▸ **What this task involves**
What lines of the data hold the string "currency"? Pull each one out.

━━━

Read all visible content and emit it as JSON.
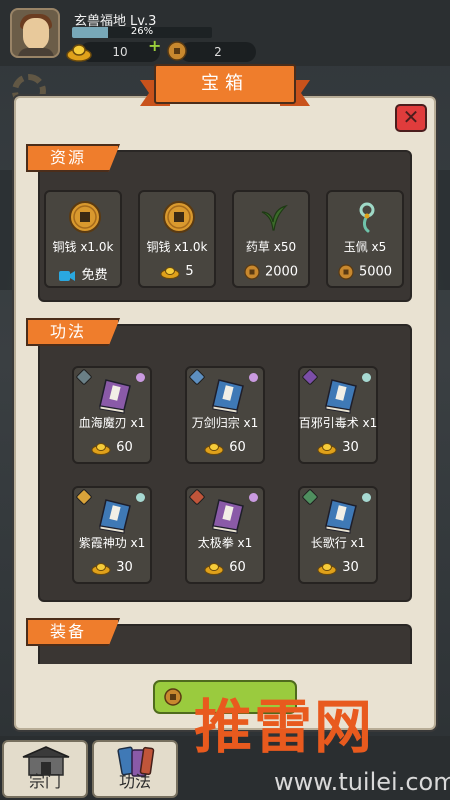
{
  "header": {
    "location_name": "玄兽福地",
    "level": "Lv.3",
    "xp_percent_text": "26%",
    "xp_fraction": 0.26,
    "gold_ingot_count": "10",
    "copper_coin_count": "2",
    "plus_symbol": "+"
  },
  "modal": {
    "title": "宝箱",
    "close_symbol": "✕"
  },
  "sections": {
    "resources": {
      "label": "资源",
      "items": [
        {
          "name": "铜钱 x1.0k",
          "price": "免费",
          "currency": "video-icon",
          "icon": "copper-coin-icon"
        },
        {
          "name": "铜钱 x1.0k",
          "price": "5",
          "currency": "gold-ingot-icon",
          "icon": "copper-coin-icon"
        },
        {
          "name": "药草 x50",
          "price": "2000",
          "currency": "copper-coin-icon",
          "icon": "herb-icon"
        },
        {
          "name": "玉佩 x5",
          "price": "5000",
          "currency": "copper-coin-icon",
          "icon": "jade-pendant-icon"
        }
      ]
    },
    "skills": {
      "label": "功法",
      "items": [
        {
          "name": "血海魔刃 x1",
          "price": "60",
          "book_color": "#8a5aa8",
          "dot_color": "#c99ae0",
          "badge_color": "#6a7f86"
        },
        {
          "name": "万剑归宗 x1",
          "price": "60",
          "book_color": "#3f79b6",
          "dot_color": "#c99ae0",
          "badge_color": "#5d8fc0"
        },
        {
          "name": "百邪引毒术 x1",
          "price": "30",
          "book_color": "#3f79b6",
          "dot_color": "#a7d9d2",
          "badge_color": "#7b4ea8"
        },
        {
          "name": "紫霞神功 x1",
          "price": "30",
          "book_color": "#3f79b6",
          "dot_color": "#a7d9d2",
          "badge_color": "#d9a33a"
        },
        {
          "name": "太极拳 x1",
          "price": "60",
          "book_color": "#8a5aa8",
          "dot_color": "#c99ae0",
          "badge_color": "#c0553a"
        },
        {
          "name": "长歌行 x1",
          "price": "30",
          "book_color": "#3f79b6",
          "dot_color": "#a7d9d2",
          "badge_color": "#4f8f5f"
        }
      ]
    },
    "equipment": {
      "label": "装备"
    }
  },
  "nav": {
    "tabs": [
      {
        "label": "宗门",
        "icon": "sect-gate-icon"
      },
      {
        "label": "功法",
        "icon": "skill-books-icon"
      }
    ]
  },
  "watermark": {
    "big_text": "推雷网",
    "url": "www.tuilei.com"
  },
  "colors": {
    "accent_orange": "#ef7d2c",
    "close_red": "#e03c3c",
    "panel_dark": "#3a3633",
    "card": "#48453f",
    "green_button": "#9acb3e"
  }
}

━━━

▸ **Exercise output**
          "currency": "video-icon",
          "currency": "gold-ingot-icon",
          "currency": "copper-coin-icon",
          "currency": "copper-coin-icon",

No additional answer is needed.